  • Pilates exercises are typically Spiritual vs. Physical Focus: While both Pilates and yoga have a spiritual component, yoga is frequently thought of as having a more profound spiritual and philosophical focus. Pilates, on the other hand, is more frequently thought of as a physical exercise.

The main advantages of Pilates include: 

  • core strength
  • total body power
  • Stability and posture
  • practising optimal breathing methods
  • Injury mitigation and injury avoidance

The main advantages of yoga include: 

  • Concentration and relaxation
  • encouraging balance
  • Flexibility
  • learning how to breathe properly
  • injury avoidance
  • addressing sadness and anxiety

Choosing between Pilates or Yoga 

  • Consider your fitness goals:  What do you hope to accomplish through exercise? Pilates can be a better choice if you’re trying to increase your stability and core strength. Yoga could be a better option if you wish to increase your flexibility, stamina, and level of calm.
  • Consider Your Physical Capability: Yoga and Pilates may both be adapted to accommodate various levels of fitness and capability. For people with injuries or restricted mobility, however, Pilates could be a greater challenge because it frequently calls for more vigorous exercises.
  • Try a Few Classes: Attending a few classes of each practice will help you determine which one best suits you. Numerous studios and gyms offer free trial classes so that you can assess the workout and the instructor.
  • Choose a Style That Suits You: Yoga and Pilates come in a variety of forms, each with its special features and advantages. Test out many looks to discover the one that best matches your personality and fitness objectives.
  • Listen to your body: The optimal practice for you ultimately depends on what feels nice and works for your body. Choose a practice that you love and can stick with over time by paying attention to your body.

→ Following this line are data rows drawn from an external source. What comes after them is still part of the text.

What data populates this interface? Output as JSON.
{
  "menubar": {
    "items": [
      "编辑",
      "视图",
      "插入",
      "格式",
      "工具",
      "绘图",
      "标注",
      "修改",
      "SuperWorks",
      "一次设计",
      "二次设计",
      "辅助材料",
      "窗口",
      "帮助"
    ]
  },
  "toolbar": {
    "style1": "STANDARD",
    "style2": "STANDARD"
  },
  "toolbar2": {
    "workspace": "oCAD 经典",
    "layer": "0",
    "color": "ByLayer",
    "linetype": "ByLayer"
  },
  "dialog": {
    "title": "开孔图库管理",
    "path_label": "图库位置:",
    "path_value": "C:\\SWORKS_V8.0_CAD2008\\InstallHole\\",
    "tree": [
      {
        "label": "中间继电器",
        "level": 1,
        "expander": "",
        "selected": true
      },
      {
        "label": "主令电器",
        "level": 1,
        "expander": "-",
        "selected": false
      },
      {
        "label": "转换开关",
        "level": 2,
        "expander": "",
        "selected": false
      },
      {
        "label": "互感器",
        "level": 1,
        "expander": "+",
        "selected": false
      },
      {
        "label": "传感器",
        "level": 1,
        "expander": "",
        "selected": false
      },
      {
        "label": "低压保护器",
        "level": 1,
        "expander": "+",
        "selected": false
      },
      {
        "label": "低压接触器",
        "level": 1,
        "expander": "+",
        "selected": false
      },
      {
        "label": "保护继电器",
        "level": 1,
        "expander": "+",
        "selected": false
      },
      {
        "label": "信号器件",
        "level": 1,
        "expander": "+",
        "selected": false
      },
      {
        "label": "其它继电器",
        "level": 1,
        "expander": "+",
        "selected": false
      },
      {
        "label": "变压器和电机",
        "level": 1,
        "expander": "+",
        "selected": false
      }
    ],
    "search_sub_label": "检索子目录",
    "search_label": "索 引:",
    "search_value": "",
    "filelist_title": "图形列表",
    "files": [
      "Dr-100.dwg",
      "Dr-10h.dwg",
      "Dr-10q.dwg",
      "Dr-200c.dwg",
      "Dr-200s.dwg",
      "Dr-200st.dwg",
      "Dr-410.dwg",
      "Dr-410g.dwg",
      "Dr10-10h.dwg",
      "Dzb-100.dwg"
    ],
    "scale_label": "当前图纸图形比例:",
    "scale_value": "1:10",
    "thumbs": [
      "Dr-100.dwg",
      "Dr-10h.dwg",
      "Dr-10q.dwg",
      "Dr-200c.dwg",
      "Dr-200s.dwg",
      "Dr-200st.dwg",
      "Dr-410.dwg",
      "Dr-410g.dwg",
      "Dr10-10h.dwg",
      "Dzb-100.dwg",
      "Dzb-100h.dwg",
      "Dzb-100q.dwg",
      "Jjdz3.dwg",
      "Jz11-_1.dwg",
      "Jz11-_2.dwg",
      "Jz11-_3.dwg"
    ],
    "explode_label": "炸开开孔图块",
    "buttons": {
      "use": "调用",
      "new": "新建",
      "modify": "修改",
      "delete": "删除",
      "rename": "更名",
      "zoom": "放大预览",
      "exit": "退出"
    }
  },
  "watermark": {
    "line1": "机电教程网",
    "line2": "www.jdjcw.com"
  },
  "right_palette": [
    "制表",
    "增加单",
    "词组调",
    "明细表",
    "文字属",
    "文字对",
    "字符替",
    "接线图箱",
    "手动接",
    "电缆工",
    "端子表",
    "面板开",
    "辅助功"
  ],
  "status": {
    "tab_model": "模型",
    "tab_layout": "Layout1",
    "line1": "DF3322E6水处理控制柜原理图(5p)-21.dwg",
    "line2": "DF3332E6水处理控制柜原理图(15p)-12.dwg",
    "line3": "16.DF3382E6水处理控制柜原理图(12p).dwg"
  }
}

Pilates and yoga are also excellent low-impact workouts to incorporate into your cross-training days. One may fit you better than the other depending on your goals and prior injuries, so establish those goals first.

In conclusion, It might be difficult to decide between Pilates and yoga because each practice has its advantages and appeals to various types of people. The exercise that best matches your fitness objectives, physical capabilities, and personality is the one you should do. Try both methods until you discover one that works for you. Stay tuned with Sweat Pilates for more educative blogs on a fit lifestyle.